When it comes to ICANN, let's just say "You Can't." Or rather, you can't dispute its authority.

In the latest phase of a long-simmering dispute between VeriSign (NASDAQ:VRSN) and the Internet Corporation for Assigned Names and Numbers (ICANN), a federal judge threw out the domain name registrar's antitrust lawsuit challenging the influence of the Internet's main oversight body.

Last September, Rex Moore reported that the manager of the Internet's leading top-level domains -- .com and .net -- had developed a new service to reroute misspelled domain names to its own website laden with advertising. The SiteFinder service would no longer have a "404" error message display when you typed in the wrong address but would instead take you to a VeriSign site. Additionally, e-mail that contained erroneous website addresses or unregistered domain names would also be hijacked to the SiteFinder site.

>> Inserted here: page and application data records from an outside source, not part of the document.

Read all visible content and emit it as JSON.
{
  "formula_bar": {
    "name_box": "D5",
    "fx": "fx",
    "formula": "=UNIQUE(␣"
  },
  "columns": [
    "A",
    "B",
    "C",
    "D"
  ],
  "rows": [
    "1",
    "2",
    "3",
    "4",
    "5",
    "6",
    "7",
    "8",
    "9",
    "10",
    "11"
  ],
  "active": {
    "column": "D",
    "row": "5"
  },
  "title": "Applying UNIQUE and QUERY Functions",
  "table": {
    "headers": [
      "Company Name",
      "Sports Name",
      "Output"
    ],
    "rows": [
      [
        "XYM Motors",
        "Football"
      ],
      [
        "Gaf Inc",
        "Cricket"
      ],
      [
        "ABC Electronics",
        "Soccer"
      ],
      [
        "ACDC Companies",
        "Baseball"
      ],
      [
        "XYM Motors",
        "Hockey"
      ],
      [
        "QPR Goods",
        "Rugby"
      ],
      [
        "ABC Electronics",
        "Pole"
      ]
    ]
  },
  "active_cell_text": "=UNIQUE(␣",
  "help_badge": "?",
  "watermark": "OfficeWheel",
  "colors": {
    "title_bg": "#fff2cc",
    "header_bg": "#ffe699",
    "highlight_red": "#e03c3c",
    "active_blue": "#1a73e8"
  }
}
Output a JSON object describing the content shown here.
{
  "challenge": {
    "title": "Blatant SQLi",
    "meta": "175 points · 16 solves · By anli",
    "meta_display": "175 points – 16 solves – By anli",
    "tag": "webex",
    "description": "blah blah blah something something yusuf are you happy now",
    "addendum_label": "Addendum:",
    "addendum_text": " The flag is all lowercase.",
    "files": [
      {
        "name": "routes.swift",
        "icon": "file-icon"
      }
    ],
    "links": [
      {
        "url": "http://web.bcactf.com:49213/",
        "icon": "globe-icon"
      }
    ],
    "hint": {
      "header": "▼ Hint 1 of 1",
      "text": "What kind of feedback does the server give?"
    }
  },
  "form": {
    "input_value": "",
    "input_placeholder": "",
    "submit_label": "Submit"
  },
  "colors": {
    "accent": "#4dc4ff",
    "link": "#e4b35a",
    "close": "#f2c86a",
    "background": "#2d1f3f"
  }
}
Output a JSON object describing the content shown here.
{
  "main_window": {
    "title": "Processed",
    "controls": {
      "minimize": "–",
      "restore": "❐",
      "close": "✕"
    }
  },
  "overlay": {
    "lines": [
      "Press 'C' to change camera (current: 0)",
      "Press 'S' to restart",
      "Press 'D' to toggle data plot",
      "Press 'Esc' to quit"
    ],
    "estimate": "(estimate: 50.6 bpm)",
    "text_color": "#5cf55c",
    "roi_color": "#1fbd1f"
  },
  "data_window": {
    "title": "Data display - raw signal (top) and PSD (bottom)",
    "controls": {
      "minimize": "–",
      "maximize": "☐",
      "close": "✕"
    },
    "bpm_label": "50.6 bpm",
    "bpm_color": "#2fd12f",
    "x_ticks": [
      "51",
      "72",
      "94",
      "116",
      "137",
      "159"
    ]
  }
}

"Dot-com" and "dot-net" are known as top-level domains. The "Fool" in "Fool.com," for example, is known as a second-level domain. These are managed by registrars, such as Register.com (NASDAQ:RCOM), businesses that are paid annually for the use of the name. Registries such as VeriSign, on the other hand, are directories of Web addresses and are paid by registrars to maintain those lists.

The uproar that it created caused ICANN, the de facto regulator of the domain-name system, to suspend the SiteFinder service, saying that it created too much instability on the Internet. VeriSign sued ICANN in federal court, saying that it overstepped its authority as a technical review body and improperly delayed the company's ability to offer new services. The federal judge said VeriSign could not prove its antitrust claims and threw out the suit.

This is the second time VeriSign had its lawsuit dismissed. In May, the federal judge said the company had not proved its arguments but allowed VeriSign time to amend its lawsuit, which it did. The judge ruled that it still had not proven its case and dismissed it once more, prohibiting the company from raising the issue again.

But the company still has more bites at the apple. It said it will now pursue the matter in state courts and is targeting California as the first battleground. Still, industry watchers think the wind has been taken out of VeriSign's sails. Without the antitrust claim, it devolves merely into a contract dispute without the full implications and ramifications of challenging the scope and structure of the regulatory body's authority.

For now, VeriSign has found that ICANN still can.

Motley Fool contributor Rich Duprey also likes to challenge authority. He does not own any of the stocks mentioned in this article.